A var expression creates a new assignable variable in the current scope, initialized to the value of the expression on the right of the =. It can be accessed simply by using the variable name, which will always evaluate to the last-assigned value of the variable. Assignment statements can be used to update the value stored in an assignable variable.

If the binding contains an annotation, the initial value is checked against the annotation, and all assignment statements to the variable check the annotation on the new value before updating. Type Declarations

Pyret provides two means of defining new type names.

‹type-stmt›: type ‹type-decl› ‹type-decl›: NAME ‹ty-params› = ‹ann›

A ‹type-stmt› declares an alias to an existing type. This allows for creating convenient names for types, especially when type parameters are involved.


type Predicate<a> = (a -> Boolean) # Now we can use this alias to make the signatures for other functions more readable: fun filter<a>(pred :: Predicate<a>, elts :: List<a>) -> List<a>: ... end # We can specialize types, too: type NumList = List<Number> type StrPred = Predicate<String> Newtype Declarations

By contrast, sometimes we need to declare brand-new types, that are not easily describable using ‹data-decl› or other existing types. (For one common example, we might want to build an object-oriented type that encapsulates details of its internals.) To do that we need to specify both a static name to use as annotations to describe our data, and a dynamic brand to mark the data and ensure that we can recognize it again when we see it.

‹newtype-stmt›: ‹newtype-decl› ‹newtype-decl›: newtype NAME as NAME

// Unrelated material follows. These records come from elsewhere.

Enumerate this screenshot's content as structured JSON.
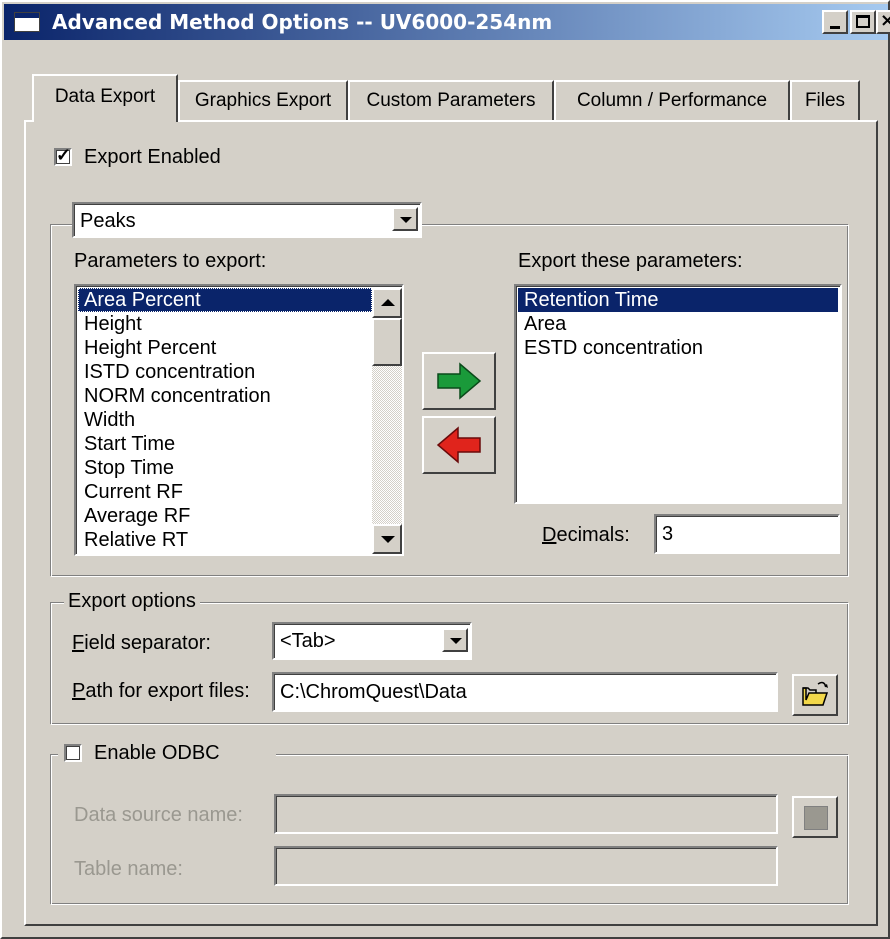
{
  "window": {
    "title": "Advanced Method Options -- UV6000-254nm"
  },
  "tabs": [
    {
      "label": "Data Export",
      "active": true
    },
    {
      "label": "Graphics Export",
      "active": false
    },
    {
      "label": "Custom Parameters",
      "active": false
    },
    {
      "label": "Column / Performance",
      "active": false
    },
    {
      "label": "Files",
      "active": false
    }
  ],
  "export_enabled": {
    "label": "Export Enabled",
    "checked": true
  },
  "category": {
    "selected": "Peaks"
  },
  "params_available": {
    "label": "Parameters to export:",
    "items": [
      "Area Percent",
      "Height",
      "Height Percent",
      "ISTD concentration",
      "NORM concentration",
      "Width",
      "Start Time",
      "Stop Time",
      "Current RF",
      "Average RF",
      "Relative RT"
    ],
    "selected_index": 0
  },
  "params_export": {
    "label": "Export these parameters:",
    "items": [
      "Retention Time",
      "Area",
      "ESTD concentration"
    ],
    "selected_index": 0
  },
  "buttons": {
    "add_icon": "green-right-arrow-icon",
    "remove_icon": "red-left-arrow-icon",
    "browse_icon": "open-folder-icon"
  },
  "decimals": {
    "label_pre": "",
    "label_ul": "D",
    "label_post": "ecimals:",
    "value": "3"
  },
  "export_options": {
    "title": "Export options",
    "field_sep_ul": "F",
    "field_sep_rest": "ield separator:",
    "field_sep_value": "<Tab>",
    "path_ul": "P",
    "path_rest": "ath for export files:",
    "path_value": "C:\\ChromQuest\\Data"
  },
  "odbc": {
    "label": "Enable ODBC",
    "checked": false,
    "data_source_label": "Data source name:",
    "data_source_value": "",
    "table_label": "Table name:",
    "table_value": ""
  },
  "colors": {
    "selection": "#0a246a",
    "face": "#d4d0c8",
    "add_arrow": "#1a9a3a",
    "remove_arrow": "#e0241c"
  }
}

When we write


newtype MytypeBrander as MyType

we define both of these components. See Brands for more information about branders.